The Red Flag: A History of Communism by David Priestland. Published by Grove
Press, New York. 655 pages, 2009.
Reviewed by Commander Youssef Aboul-Enein, MSC, USN
America's military leaders and counter-insurgency practitioners must not
only orient themselves to the tactics of adversaries, but the mindset that motivates
and even creates divides among insurgents. Delving into the ideological rationale
of such enemies as al-Qaida requires patient study, reflection, debate and analysis.
It requires the training of one's own mind to eliminate biases, and immerse oneself
in empathizing (not sympathizing) with the adversary. Why is it important
to empathize with the enemy? By developing such analytic rigor into the psychology,
and ideology that motivates and justifies violence one can begin to anticipate,
interrogate, and understand the landscape as well as decision-cycles of those that
challenge the United States and its allies.
British academic David Priestland teaches Soviet political history at Oxford
University. He has published a book entitled, "Stalinism and the Politics
of Mobilization." Priestland's latest book is a look at the ideological evolution
of communism, from its earliest manifestations as a result of interpretations of
the French Revolution, to divisions among the ideas of social democratic political
theory and communism, to the internal divisions among Marxists. Readers will
be able to understand the divisions and schisms that if understood at the time by
anti-communists could have provided options for undermining such ideologies during
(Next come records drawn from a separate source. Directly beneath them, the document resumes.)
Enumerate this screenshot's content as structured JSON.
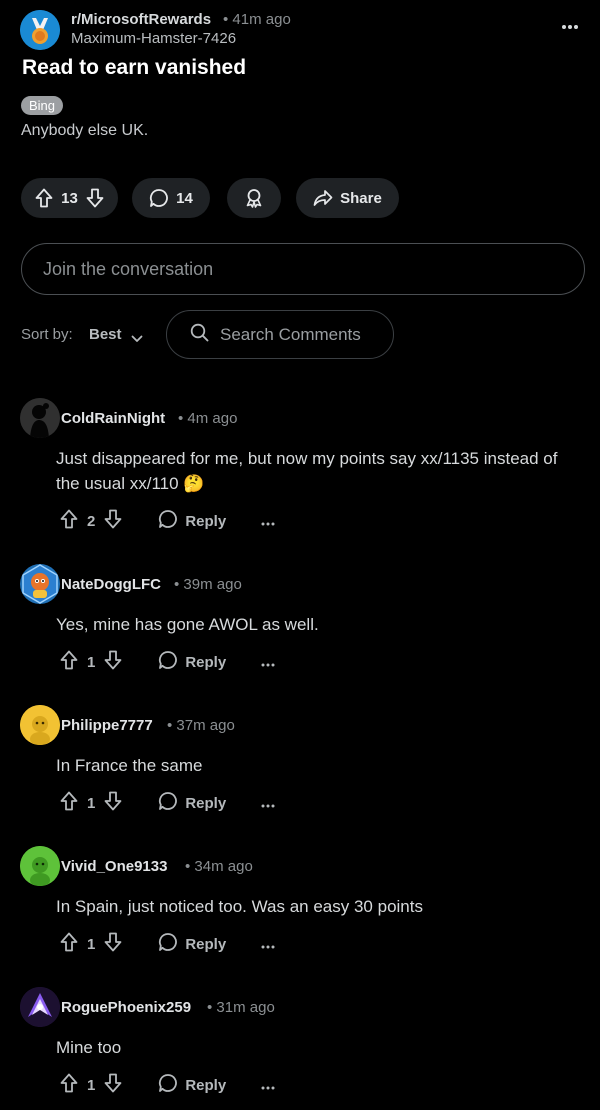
{
  "post": {
    "subreddit": "r/MicrosoftRewards",
    "time": "• 41m ago",
    "author": "Maximum-Hamster-7426",
    "title": "Read to earn vanished",
    "flair": "Bing",
    "body": "Anybody else UK.",
    "upvotes": "13",
    "comments": "14",
    "share_label": "Share"
  },
  "composer": {
    "placeholder": "Join the conversation"
  },
  "sort": {
    "label": "Sort by:",
    "value": "Best",
    "search_placeholder": "Search Comments"
  },
  "comments": [
    {
      "user": "ColdRainNight",
      "time": "• 4m ago",
      "text": "Just disappeared for me, but now my points say xx/1135 instead of the usual xx/110 🤔",
      "score": "2",
      "reply": "Reply"
    },
    {
      "user": "NateDoggLFC",
      "time": "• 39m ago",
      "text": "Yes, mine has gone AWOL as well.",
      "score": "1",
      "reply": "Reply"
    },
    {
      "user": "Philippe7777",
      "time": "• 37m ago",
      "text": "In France the same",
      "score": "1",
      "reply": "Reply"
    },
    {
      "user": "Vivid_One9133",
      "time": "• 34m ago",
      "text": "In Spain, just noticed too. Was an easy 30 points",
      "score": "1",
      "reply": "Reply"
    },
    {
      "user": "RoguePhoenix259",
      "time": "• 31m ago",
      "text": "Mine too",
      "score": "1",
      "reply": "Reply"
    }
  ],
  "icons": {
    "more": "ellipsis-icon",
    "upvote": "arrow-up-icon",
    "downvote": "arrow-down-icon",
    "comment": "speech-bubble-icon",
    "award": "award-icon",
    "share": "share-arrow-icon",
    "search": "search-icon",
    "sort": "chevron-down-icon"
  },
  "colors": {
    "background": "#000000",
    "pill": "#1f2225",
    "flair": "#9c9fa2",
    "subreddit_avatar": "#1a8ad4"
  }
}
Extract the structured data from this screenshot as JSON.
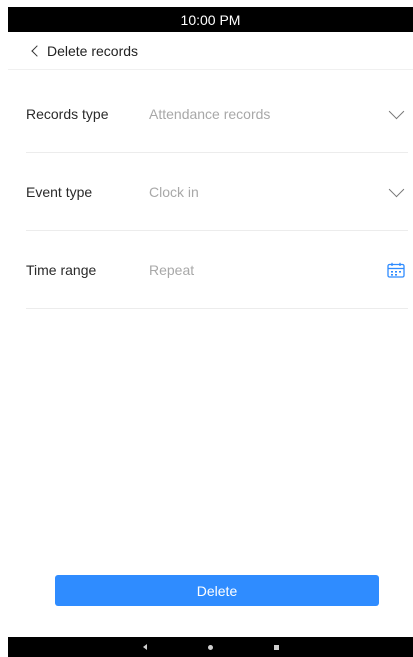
{
  "status_bar": {
    "time": "10:00 PM"
  },
  "header": {
    "title": "Delete records"
  },
  "form": {
    "records_type": {
      "label": "Records type",
      "value": "Attendance records",
      "icon": "chevron-down-icon"
    },
    "event_type": {
      "label": "Event type",
      "value": "Clock in",
      "icon": "chevron-down-icon"
    },
    "time_range": {
      "label": "Time range",
      "value": "Repeat",
      "icon": "calendar-icon"
    }
  },
  "actions": {
    "delete_label": "Delete"
  },
  "colors": {
    "accent": "#2f8cff",
    "label": "#2a2a2a",
    "value": "#a8a8a8"
  }
}
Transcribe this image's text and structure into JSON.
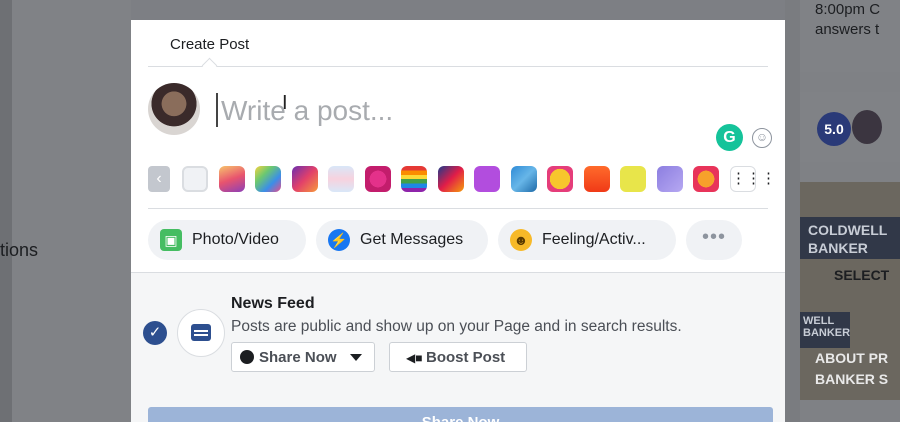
{
  "background": {
    "left_text": "tions",
    "right_text": "8:00pm C\nanswers t",
    "rating": "5.0",
    "ad": {
      "logo_text": "COLDWELL BANKER",
      "select_text": "SELECT",
      "logo2_text": "WELL BANKER",
      "caption_line1": "ABOUT PR",
      "caption_line2": "BANKER S"
    }
  },
  "modal": {
    "title": "Create Post",
    "composer": {
      "placeholder": "Write a post...",
      "grammarly_letter": "G",
      "emoji_glyph": "☺"
    },
    "backgrounds": {
      "prev_glyph": "‹",
      "grid_glyph": "⋮⋮⋮",
      "swatches": [
        {
          "name": "swatch-plain",
          "fill": "#f0f2f5"
        },
        {
          "name": "swatch-sunset",
          "fill": "linear-gradient(160deg,#f7c46c,#e8546e,#8b3fb8)"
        },
        {
          "name": "swatch-rainbow",
          "fill": "linear-gradient(135deg,#f5d33f,#6cc870,#3b8ee8,#e84e8a)"
        },
        {
          "name": "swatch-purple-orange",
          "fill": "linear-gradient(135deg,#6a2fb0,#e2406a,#f69a3c)"
        },
        {
          "name": "swatch-pastel",
          "fill": "linear-gradient(180deg,#d9e7f8,#f7d2de,#d9e7f8)"
        },
        {
          "name": "swatch-heart",
          "fill": "radial-gradient(circle,#e4318a 45%,#c31d6c 46%)"
        },
        {
          "name": "swatch-pride",
          "fill": "linear-gradient(180deg,#e53935 0 17%,#fb8c00 17% 34%,#fdd835 34% 50%,#43a047 50% 67%,#1e88e5 67% 84%,#8e24aa 84%)"
        },
        {
          "name": "swatch-colorful",
          "fill": "linear-gradient(135deg,#1e3a8a,#e11d48,#f59e0b)"
        },
        {
          "name": "swatch-violet",
          "fill": "#b24dde"
        },
        {
          "name": "swatch-blue-pattern",
          "fill": "linear-gradient(135deg,#2f8bd6,#67b6e8,#1e6aa8)"
        },
        {
          "name": "swatch-heart-eyes",
          "fill": "radial-gradient(circle,#f7c72c 55%,#e53d7a 56%)"
        },
        {
          "name": "swatch-fire",
          "fill": "linear-gradient(180deg,#ff6b2b,#f03a17)"
        },
        {
          "name": "swatch-yellow-char",
          "fill": "#e8e54a"
        },
        {
          "name": "swatch-lavender",
          "fill": "linear-gradient(135deg,#8c7ee0,#b6a8f2)"
        },
        {
          "name": "swatch-orange-dot",
          "fill": "radial-gradient(circle,#f7a12b 45%,#e8345a 46%)"
        }
      ]
    },
    "actions": {
      "photo": "Photo/Video",
      "messages": "Get Messages",
      "feeling": "Feeling/Activ...",
      "more": "•••"
    },
    "audience": {
      "checked": true,
      "title": "News Feed",
      "description": "Posts are public and show up on your Page and in search results.",
      "share_option": "Share Now",
      "boost_label": "Boost Post",
      "submit_label": "Share Now"
    }
  }
}
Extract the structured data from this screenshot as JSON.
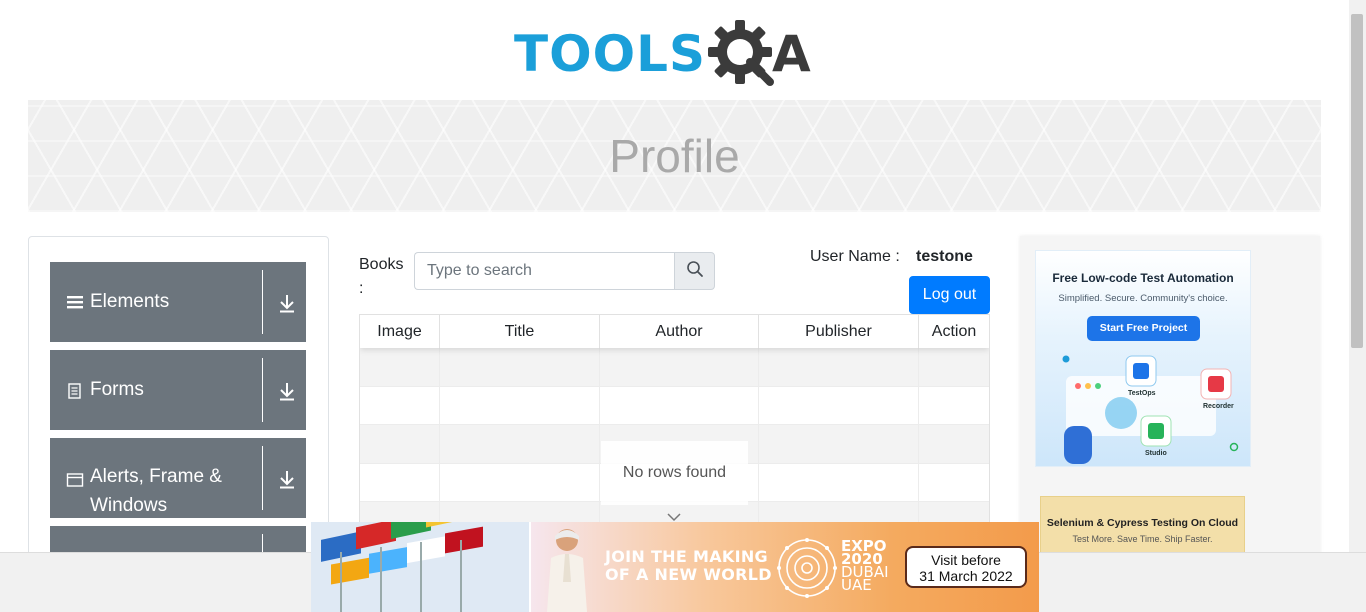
{
  "header": {
    "logo_text": "TOOLSQA",
    "logo_part1": "TOOLS",
    "logo_part2": "A"
  },
  "banner": {
    "title": "Profile"
  },
  "sidebar": {
    "groups": [
      {
        "label": "Elements",
        "icon": "hamburger-icon"
      },
      {
        "label": "Forms",
        "icon": "document-icon"
      },
      {
        "label": "Alerts, Frame & Windows",
        "icon": "window-icon"
      },
      {
        "label": "",
        "icon": ""
      }
    ]
  },
  "books": {
    "label": "Books :",
    "search_placeholder": "Type to search",
    "search_value": ""
  },
  "user": {
    "label": "User Name :",
    "value": "testone",
    "logout_label": "Log out"
  },
  "table": {
    "columns": [
      "Image",
      "Title",
      "Author",
      "Publisher",
      "Action"
    ],
    "empty_text": "No rows found"
  },
  "ads": {
    "ad1": {
      "title": "Free Low-code Test Automation",
      "subtitle": "Simplified. Secure. Community's choice.",
      "button": "Start Free Project",
      "labels": [
        "TestOps",
        "Recorder",
        "Studio"
      ]
    },
    "ad2": {
      "title": "Selenium & Cypress Testing On Cloud",
      "subtitle": "Test More. Save Time. Ship Faster."
    },
    "expo": {
      "line1": "JOIN THE MAKING",
      "line2": "OF A NEW WORLD",
      "brand": [
        "EXPO",
        "2020",
        "DUBAI",
        "UAE"
      ],
      "visit_line1": "Visit before",
      "visit_line2": "31 March 2022"
    }
  },
  "colors": {
    "brand_blue": "#1b9fd9",
    "accordion_bg": "#6c757d",
    "primary_button": "#007bff"
  }
}
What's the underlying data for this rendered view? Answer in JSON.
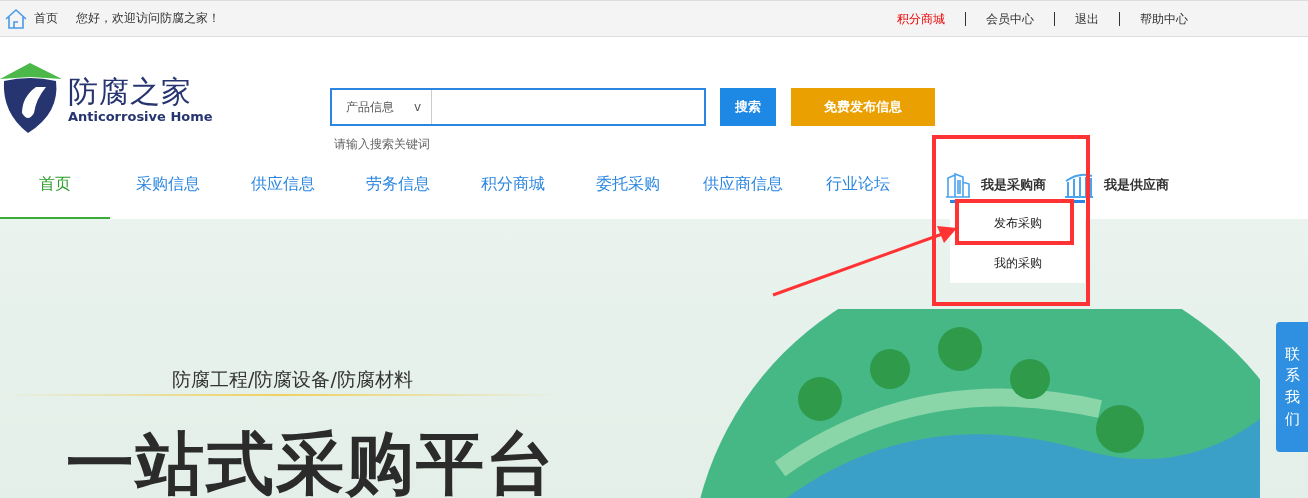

the Cold War. An example of communist schisms utilized to America's advantage was
President Nixon's National Security team grasping the divide and animosity between
Chinese and Russian visions of communism. Readers will delve into French Revolutionary
Claude Saint-Simon (born in 1760) who first postulated the ideas of a planned society,
and that the goal of society was production. It is here that the Soviet model
of planned economies and societies was derived.
The book delves deeply into the ideas of Karl Marx (born in 1818), who reacted
to industrialization and humankind being reduced to cogs in a wheel, and work being
not an expression of creativity but to eat, drink and acquire material things by
advocating the abolition of the market and private property. That is the establishment
of communism. Marx ignored the conflicts of interests among citizens, and
individual advancement abolished. The chapter on the Russian Revolution picks
apart divisions between Bolsheviks and Mensheviks, as well as reconciling Marxist
utopia with the realities of threats to their infant revolution. One example
is reintroducing military ranks by Leon Trotsky (born in 1879), ranks were initially
abolished but one could not fight a civil war without command, and it was not until
1935 that formal epilates were introduced into the Red Army. Trotsky would
use Joseph Stalin's failures in the Spanish Civil War, a fight the pitted the Communists
against the Fascists as a dress rehearsal for World War II, to form the Fourth International
which opposed capitalism and Stalinism. Trotsky would be murdered in 1940
by an undercover agent of the NKVD (the forerunner of the KGB).
The book's final chapter traces the evolution of Asian interpretations of communism,
chiefly Mao Tse Tung (born in 1893). This is not an easy book, but begins
to train your mind into distinguishing between ideological interpretations influenced
by events, geography, history and culture.
Commander Aboul-Enein is author of "Militant Islamist Ideology: Understanding
the Global Threat," published this summer by Naval Institute Press, Annapolis, Maryland.